__ACTIVITY__
Filter the entries, keeping every line with the word "Roland".

__LISTED RECORDS__
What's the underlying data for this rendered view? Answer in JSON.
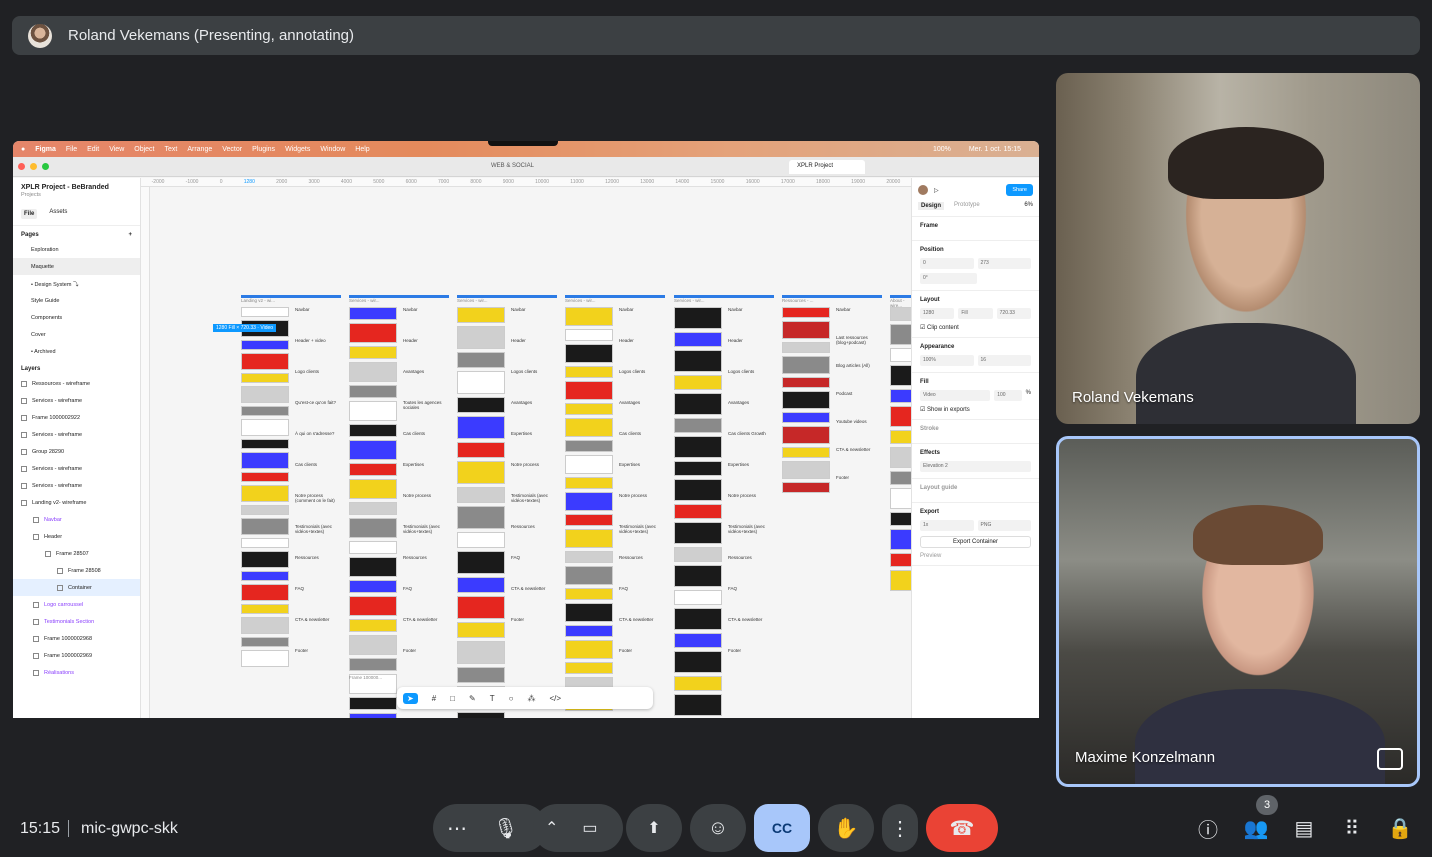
{
  "topbar": {
    "presenter_label": "Roland Vekemans (Presenting, annotating)"
  },
  "figma": {
    "menu": [
      "Figma",
      "File",
      "Edit",
      "View",
      "Object",
      "Text",
      "Arrange",
      "Vector",
      "Plugins",
      "Widgets",
      "Window",
      "Help"
    ],
    "status": {
      "battery": "100%",
      "datetime": "Mer. 1 oct. 15:15"
    },
    "tabs": {
      "inactive": "WEB & SOCIAL",
      "active": "XPLR Project"
    },
    "project": {
      "name": "XPLR Project - BeBranded",
      "location": "Projects"
    },
    "file_tabs": {
      "file": "File",
      "assets": "Assets"
    },
    "pages_title": "Pages",
    "pages": [
      "Exploration",
      "Maquette",
      "• Design System ⤵",
      "Style Guide",
      "Components",
      "Cover",
      "• Archived"
    ],
    "layers_title": "Layers",
    "layers": [
      "Ressources - wireframe",
      "Services - wireframe",
      "Frame 1000002922",
      "Services - wireframe",
      "Group 28290",
      "Services - wireframe",
      "Services - wireframe",
      "Landing v2- wireframe",
      "Navbar",
      "Header",
      "Frame 28507",
      "Frame 28508",
      "Container",
      "Logo carroussel",
      "Testimonials Section",
      "Frame 1000002968",
      "Frame 1000002969",
      "Réalisations"
    ],
    "ruler": [
      "-2000",
      "-1000",
      "0",
      "1280",
      "2000",
      "3000",
      "4000",
      "5000",
      "6000",
      "7000",
      "8000",
      "9000",
      "10000",
      "11000",
      "12000",
      "13000",
      "14000",
      "15000",
      "16000",
      "17000",
      "18000",
      "19000",
      "20000"
    ],
    "selection_badge": "1280 Fill × 720.33 · Video",
    "columns": [
      {
        "title": "Landing v2 - wi...",
        "labels": [
          "Navbar",
          "Header + video",
          "Logo clients",
          "Qu'est-ce qu'on fait?",
          "À qui on s'adresse?",
          "Cas clients",
          "Notre process (comment on le fait)",
          "Testimonials (avec vidéos+textes)",
          "Ressources",
          "FAQ",
          "CTA & newsletter",
          "Footer"
        ]
      },
      {
        "title": "Services - wir...",
        "labels": [
          "Navbar",
          "Header",
          "Avantages",
          "Toutes les agences sociales",
          "Cas clients",
          "Expertises",
          "Notre process",
          "Testimonials (avec vidéos+textes)",
          "Ressources",
          "FAQ",
          "CTA & newsletter",
          "Footer"
        ]
      },
      {
        "title": "Services - wir...",
        "labels": [
          "Navbar",
          "Header",
          "Logos clients",
          "Avantages",
          "Expertises",
          "Notre process",
          "Testimonials (avec vidéos+textes)",
          "Ressources",
          "FAQ",
          "CTA & newsletter",
          "Footer"
        ]
      },
      {
        "title": "Services - wir...",
        "labels": [
          "Navbar",
          "Header",
          "Logos clients",
          "Avantages",
          "Cas clients",
          "Expertises",
          "Notre process",
          "Testimonials (avec vidéos+textes)",
          "Ressources",
          "FAQ",
          "CTA & newsletter",
          "Footer"
        ]
      },
      {
        "title": "Services - wir...",
        "labels": [
          "Navbar",
          "Header",
          "Logos clients",
          "Avantages",
          "Cas clients Growth",
          "Expertises",
          "Notre process",
          "Testimonials (avec vidéos+textes)",
          "Ressources",
          "FAQ",
          "CTA & newsletter",
          "Footer"
        ]
      },
      {
        "title": "Ressources - ...",
        "labels": [
          "Navbar",
          "Last ressources (blog+podcast)",
          "Blog articles (All)",
          "Podcast",
          "Youtube videos",
          "CTA & newsletter",
          "Footer"
        ]
      },
      {
        "title": "About - wire...",
        "labels": []
      }
    ],
    "frame_label": "Frame 100000...",
    "right_panel": {
      "tabs": {
        "design": "Design",
        "prototype": "Prototype",
        "zoom": "6%"
      },
      "share": "Share",
      "frame": "Frame",
      "position": "Position",
      "x": "0",
      "y": "273",
      "rotation": "0°",
      "layout": "Layout",
      "w": "1280",
      "w_mode": "Fill",
      "h": "720.33",
      "clip_content": "Clip content",
      "appearance": "Appearance",
      "opacity": "100%",
      "radius": "16",
      "fill": "Fill",
      "fill_name": "Video",
      "fill_opacity": "100",
      "fill_unit": "%",
      "show_in_exports": "Show in exports",
      "stroke": "Stroke",
      "effects": "Effects",
      "effect_name": "Elevation 2",
      "layout_guide": "Layout guide",
      "export": "Export",
      "export_scale": "1x",
      "export_format": "PNG",
      "export_button": "Export Container",
      "preview": "Preview"
    }
  },
  "participants": [
    {
      "name": "Roland Vekemans"
    },
    {
      "name": "Maxime Konzelmann"
    }
  ],
  "bottom_bar": {
    "time": "15:15",
    "meeting_code": "mic-gwpc-skk",
    "people_count": "3",
    "colors": {
      "end_call": "#ea4335",
      "captions_active": "#a8c7fa"
    }
  }
}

__WRITTEN ANSWER__
    "presenter_label": "Roland Vekemans (Presenting, annotating)"
      "name": "Roland Vekemans"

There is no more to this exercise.